The Art


Motion Control

Motion control is the process of computer controlled kinetics-- the foundation of robotics. CNC (computer numeric control) is an antiquated term for this process, recalling an era when programmers entered the numeric commands and coordinates for each machine move. The ability to precisely control the path of a tool enables fabrication of objects that would not be possible or practical by hand held methods. Despite their increasing use in industry over the past decades, the high cost of robotic tools has essentially prohibited their use by artists.

Obviously, exploration of this new medium requires access to the tools. There are three options:

The first is impractical-- cost of even a small-scale commercial system exceeds $10K. $100K-$1M is not unusual for larger systems.

Collaborative ventures with industry is an alternative taken by some artists already. As the demand for greater design input increases, the number of artists utilizing the capabilities of these industrial tools will undoubtedly grow.

I have spent the past 5 years pursuing the last option. Cheap computers and high-grade motion control components flowing out of techno-corporations as scrap have made possible the construction of robotic tools dedicated to use in my studio.
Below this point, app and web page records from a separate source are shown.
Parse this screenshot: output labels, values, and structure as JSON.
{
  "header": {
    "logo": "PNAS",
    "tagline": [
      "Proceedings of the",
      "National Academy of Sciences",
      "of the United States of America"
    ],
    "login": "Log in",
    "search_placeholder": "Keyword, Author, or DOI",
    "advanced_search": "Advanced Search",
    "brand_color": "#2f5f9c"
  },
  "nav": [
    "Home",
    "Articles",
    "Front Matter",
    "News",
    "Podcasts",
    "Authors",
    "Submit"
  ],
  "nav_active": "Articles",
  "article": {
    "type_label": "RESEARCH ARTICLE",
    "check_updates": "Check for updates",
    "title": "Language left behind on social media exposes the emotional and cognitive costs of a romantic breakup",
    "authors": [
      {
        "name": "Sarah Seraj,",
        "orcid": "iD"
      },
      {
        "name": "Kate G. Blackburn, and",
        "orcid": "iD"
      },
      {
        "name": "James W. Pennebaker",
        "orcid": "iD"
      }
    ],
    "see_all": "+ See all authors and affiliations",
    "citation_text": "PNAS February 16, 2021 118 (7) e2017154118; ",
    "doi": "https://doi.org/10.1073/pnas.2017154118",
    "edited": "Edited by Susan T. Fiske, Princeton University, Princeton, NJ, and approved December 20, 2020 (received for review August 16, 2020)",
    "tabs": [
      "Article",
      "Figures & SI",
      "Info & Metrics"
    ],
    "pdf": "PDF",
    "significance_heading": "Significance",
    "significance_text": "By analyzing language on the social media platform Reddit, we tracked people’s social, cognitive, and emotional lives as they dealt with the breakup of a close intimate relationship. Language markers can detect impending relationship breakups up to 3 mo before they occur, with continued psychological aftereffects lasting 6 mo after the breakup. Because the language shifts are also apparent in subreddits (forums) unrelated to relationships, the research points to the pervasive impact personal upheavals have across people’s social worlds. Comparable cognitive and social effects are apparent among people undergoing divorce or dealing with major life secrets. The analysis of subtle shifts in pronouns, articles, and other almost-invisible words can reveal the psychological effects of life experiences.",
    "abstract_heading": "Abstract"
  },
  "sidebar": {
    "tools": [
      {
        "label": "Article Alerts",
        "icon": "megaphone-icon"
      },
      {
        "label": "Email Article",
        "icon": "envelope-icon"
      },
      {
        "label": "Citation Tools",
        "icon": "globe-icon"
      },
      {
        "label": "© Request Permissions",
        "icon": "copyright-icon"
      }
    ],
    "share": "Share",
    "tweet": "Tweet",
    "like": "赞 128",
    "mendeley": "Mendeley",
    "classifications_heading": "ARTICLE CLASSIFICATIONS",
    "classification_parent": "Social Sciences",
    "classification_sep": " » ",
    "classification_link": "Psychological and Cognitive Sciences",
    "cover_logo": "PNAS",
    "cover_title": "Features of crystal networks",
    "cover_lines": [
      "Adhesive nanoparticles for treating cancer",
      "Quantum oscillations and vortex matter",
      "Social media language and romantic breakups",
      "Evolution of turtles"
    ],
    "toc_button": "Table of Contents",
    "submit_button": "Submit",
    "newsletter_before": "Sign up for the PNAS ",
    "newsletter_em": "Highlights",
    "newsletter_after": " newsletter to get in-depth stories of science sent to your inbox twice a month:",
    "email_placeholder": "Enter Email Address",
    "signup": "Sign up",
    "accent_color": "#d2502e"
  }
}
The costs of building such systems are low in terms of dollars-- but time demands can be exorbitant.
I hope that this page will serve not only as a showcase for my work, but equally as a place where others who are interested in the potential use of this technique may obtain practical information. 

The PROCESS: A non-technical overview / the details
The Studio
Gallery I: engravings
Gallery II: sculpture
Inspirational Sources
Future Directions
Biographical Data

Comments / questions? Send email to: Bruce Shapiro
Last revised: 10/26/95  *